Energy Efficiency Case Study: Belfast, Maine
Evergreen Home Performance has helped hundreds of homeowners make their homes more comfortable and energy efficient. Learn how this Belfast, Maine family transformed their energy hog into a comfortable, sustainable home. Then contact Evergreen Home Performance at 594-2244 for your FREE energy-smart consult and discover how you can gain comfort and cut costs in your home!
The sheer scale of this 4200 square-foot house featured prominently in the discussion of comfort and energy efficiency. Until it changed hands in 2014, a single occupant turned the heat way down in the 1840s home and still spent more than $9000 on oil every year.

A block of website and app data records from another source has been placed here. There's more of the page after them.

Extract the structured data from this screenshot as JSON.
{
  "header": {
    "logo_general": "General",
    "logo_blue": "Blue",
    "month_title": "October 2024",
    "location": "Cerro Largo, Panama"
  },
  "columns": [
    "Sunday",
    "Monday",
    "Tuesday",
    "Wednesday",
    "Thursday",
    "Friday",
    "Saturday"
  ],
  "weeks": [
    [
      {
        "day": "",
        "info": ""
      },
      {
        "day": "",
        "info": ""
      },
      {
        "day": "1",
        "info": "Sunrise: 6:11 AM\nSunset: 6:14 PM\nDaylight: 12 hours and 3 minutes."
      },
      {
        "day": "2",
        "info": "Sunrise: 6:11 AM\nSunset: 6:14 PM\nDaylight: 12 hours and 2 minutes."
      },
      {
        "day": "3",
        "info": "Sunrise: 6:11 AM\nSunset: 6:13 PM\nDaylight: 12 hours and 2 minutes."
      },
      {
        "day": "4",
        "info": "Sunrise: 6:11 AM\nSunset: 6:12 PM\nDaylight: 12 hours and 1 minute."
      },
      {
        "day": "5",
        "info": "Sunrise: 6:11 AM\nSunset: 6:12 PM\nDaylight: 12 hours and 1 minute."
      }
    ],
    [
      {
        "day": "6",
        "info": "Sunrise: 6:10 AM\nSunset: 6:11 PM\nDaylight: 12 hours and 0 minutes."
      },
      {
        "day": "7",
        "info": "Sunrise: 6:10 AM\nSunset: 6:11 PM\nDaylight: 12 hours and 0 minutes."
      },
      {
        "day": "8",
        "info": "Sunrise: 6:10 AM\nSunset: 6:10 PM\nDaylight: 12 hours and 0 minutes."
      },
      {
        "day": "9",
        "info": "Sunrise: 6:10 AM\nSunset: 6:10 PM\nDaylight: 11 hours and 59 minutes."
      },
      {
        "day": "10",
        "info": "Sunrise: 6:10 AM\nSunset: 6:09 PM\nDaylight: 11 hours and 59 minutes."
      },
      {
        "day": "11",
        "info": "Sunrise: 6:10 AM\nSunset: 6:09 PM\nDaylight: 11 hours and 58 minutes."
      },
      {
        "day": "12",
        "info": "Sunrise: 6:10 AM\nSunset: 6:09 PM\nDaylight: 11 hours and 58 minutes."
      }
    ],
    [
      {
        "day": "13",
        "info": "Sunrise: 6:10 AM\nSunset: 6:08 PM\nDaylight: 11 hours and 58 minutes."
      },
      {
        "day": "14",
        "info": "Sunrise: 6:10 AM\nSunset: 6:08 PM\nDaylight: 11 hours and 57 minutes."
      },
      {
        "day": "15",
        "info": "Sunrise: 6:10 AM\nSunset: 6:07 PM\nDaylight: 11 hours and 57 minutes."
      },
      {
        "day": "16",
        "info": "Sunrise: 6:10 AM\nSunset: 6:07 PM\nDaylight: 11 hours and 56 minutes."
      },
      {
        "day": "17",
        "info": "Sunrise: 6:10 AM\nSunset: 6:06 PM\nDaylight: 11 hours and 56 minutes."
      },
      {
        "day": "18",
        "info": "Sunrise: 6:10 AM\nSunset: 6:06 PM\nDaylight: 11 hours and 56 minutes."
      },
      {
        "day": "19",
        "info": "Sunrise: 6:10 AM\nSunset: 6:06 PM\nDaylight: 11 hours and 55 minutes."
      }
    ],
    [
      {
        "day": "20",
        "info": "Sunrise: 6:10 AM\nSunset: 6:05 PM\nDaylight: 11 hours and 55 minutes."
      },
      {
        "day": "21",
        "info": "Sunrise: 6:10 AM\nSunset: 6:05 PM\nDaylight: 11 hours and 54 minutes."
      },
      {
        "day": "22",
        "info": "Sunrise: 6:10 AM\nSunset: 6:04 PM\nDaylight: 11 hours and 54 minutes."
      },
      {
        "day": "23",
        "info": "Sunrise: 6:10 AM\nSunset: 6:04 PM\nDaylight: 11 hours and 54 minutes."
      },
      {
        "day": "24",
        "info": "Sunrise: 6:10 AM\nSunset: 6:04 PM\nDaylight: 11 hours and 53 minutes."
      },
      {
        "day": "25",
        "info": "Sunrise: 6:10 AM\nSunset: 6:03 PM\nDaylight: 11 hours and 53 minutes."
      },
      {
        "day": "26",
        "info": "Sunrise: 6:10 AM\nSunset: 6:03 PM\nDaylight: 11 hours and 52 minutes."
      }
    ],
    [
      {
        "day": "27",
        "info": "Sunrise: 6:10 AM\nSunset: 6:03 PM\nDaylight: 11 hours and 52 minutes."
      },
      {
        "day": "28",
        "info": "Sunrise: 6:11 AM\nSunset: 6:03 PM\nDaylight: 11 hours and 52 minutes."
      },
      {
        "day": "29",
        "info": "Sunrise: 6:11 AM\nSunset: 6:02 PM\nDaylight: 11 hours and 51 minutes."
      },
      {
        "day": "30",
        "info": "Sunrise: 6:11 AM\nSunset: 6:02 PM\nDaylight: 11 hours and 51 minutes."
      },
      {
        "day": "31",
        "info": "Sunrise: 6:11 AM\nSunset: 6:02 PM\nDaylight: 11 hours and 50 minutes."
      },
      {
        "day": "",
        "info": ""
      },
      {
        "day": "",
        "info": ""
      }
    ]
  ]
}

After raising their own produce and eggs in Vermont and experimenting with market gardening in urban Salt Lake City, Daisy and Angus found the perfect place for Daiychain Farm in Angus’ home state of Maine. Their 64 acres in Belfast came with a huge old house and plenty of room for them to settle in with their toddlers and Angus’ parents, and Angus’ aunt, who spends every summer at the farm. They needed enough space for a family of 7 but didn’t want to spend a fortune heating that space, and they wanted to get the house off oil.
“We want this farmhouse to be energy efficient and affordable to heat for us and for the next generation of farmers,” says Daisy. “We are building up the soils of the farm to produce food for the long haul, and it only makes sense to prepare the house for its part in the farm's future, too.”
As soon as they moved in, Daisy and Angus asked Evergreen to help them save energy and money and to improve comfort in a house characterized by generous proportions, spendy oil heat, and unpleasant basement moisture and odors. Energy Advisor Ham Niles identified air leaks and spotty insulation, and
blower-door testing showed that the house was 3.4 times leakier than required by healthy ventilation standards. This uncontrolled exchange of interior and exterior air meant that the house had to be heated from scratch every 71 minutes, driving up fuel costs and keeping the house uncomfortably cold.
Happily, most surfaces in the home had some insulation and the heating system wasn’t terribly antiquated. Ham recommended that improvements focus on air sealing and insulating those surfaces that had been uninsulated and installing vapor-barrier in the dampest crawlspace. In the attic, insulating the rafter slopes rather than the attic floor allowed the family to claim additional living space and essentially created a bigger house that is less energy intensive.
"We take a very long view about the sustainability of this farm and are investing accordingly,” says Daisy. Their significant investment delivered significant results: Evergreen’s efforts cut air leakage by almost a third and cut oil consumption in half.